Records
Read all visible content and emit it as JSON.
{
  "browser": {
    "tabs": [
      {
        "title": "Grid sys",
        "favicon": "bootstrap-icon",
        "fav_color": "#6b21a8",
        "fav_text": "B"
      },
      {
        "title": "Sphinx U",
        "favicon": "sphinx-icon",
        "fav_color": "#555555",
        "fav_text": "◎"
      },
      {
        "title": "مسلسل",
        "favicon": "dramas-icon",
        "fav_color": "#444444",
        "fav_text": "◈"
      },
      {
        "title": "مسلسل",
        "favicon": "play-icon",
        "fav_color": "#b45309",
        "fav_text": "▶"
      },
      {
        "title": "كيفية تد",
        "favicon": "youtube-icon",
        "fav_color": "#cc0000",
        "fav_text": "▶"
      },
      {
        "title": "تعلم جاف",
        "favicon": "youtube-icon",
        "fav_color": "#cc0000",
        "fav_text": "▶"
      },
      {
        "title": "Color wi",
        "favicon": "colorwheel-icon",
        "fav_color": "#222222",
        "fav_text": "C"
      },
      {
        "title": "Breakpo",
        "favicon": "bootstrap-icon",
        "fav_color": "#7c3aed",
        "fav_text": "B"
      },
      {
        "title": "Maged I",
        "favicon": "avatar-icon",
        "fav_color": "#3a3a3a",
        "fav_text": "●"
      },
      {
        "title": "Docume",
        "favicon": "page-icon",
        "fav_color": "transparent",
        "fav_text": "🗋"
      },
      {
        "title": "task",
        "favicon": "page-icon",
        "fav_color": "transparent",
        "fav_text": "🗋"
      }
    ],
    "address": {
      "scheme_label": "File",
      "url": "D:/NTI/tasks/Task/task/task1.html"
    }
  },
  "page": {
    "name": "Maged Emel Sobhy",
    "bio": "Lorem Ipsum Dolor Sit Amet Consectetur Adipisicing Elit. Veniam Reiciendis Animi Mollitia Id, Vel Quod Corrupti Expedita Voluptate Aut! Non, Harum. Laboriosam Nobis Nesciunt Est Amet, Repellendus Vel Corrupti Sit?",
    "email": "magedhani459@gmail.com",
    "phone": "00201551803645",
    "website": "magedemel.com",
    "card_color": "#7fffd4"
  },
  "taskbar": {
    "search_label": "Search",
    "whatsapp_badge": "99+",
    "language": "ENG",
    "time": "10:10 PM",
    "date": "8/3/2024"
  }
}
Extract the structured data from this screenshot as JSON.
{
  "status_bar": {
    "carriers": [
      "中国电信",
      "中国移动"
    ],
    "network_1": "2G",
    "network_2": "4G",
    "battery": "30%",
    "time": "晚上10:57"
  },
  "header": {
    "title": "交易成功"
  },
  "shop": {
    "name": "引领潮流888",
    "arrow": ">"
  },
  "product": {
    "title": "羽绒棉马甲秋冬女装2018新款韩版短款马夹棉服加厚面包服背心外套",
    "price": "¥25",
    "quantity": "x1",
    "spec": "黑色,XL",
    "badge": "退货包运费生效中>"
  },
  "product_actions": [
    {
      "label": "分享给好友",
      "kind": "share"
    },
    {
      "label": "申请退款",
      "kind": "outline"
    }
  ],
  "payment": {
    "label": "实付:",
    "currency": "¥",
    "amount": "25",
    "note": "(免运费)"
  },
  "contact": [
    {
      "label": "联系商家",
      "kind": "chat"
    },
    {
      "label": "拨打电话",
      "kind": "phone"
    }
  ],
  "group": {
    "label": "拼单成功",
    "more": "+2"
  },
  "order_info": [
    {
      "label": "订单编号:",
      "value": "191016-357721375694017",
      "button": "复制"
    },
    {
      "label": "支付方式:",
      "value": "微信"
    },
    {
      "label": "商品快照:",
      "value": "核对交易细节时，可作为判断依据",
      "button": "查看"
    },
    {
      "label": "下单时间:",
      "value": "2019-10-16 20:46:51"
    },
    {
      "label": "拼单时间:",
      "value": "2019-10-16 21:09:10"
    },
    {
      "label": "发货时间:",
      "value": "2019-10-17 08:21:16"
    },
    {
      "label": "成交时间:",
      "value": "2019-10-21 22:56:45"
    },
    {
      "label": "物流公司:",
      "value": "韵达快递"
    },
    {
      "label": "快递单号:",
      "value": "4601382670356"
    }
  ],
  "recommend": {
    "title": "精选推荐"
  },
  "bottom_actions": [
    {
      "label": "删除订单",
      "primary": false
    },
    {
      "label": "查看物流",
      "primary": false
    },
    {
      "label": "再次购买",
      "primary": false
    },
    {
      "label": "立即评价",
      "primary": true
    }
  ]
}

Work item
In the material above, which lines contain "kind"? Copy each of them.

Answer below
      "kind": "share"
      "kind": "outline"
      "kind": "chat"
      "kind": "phone"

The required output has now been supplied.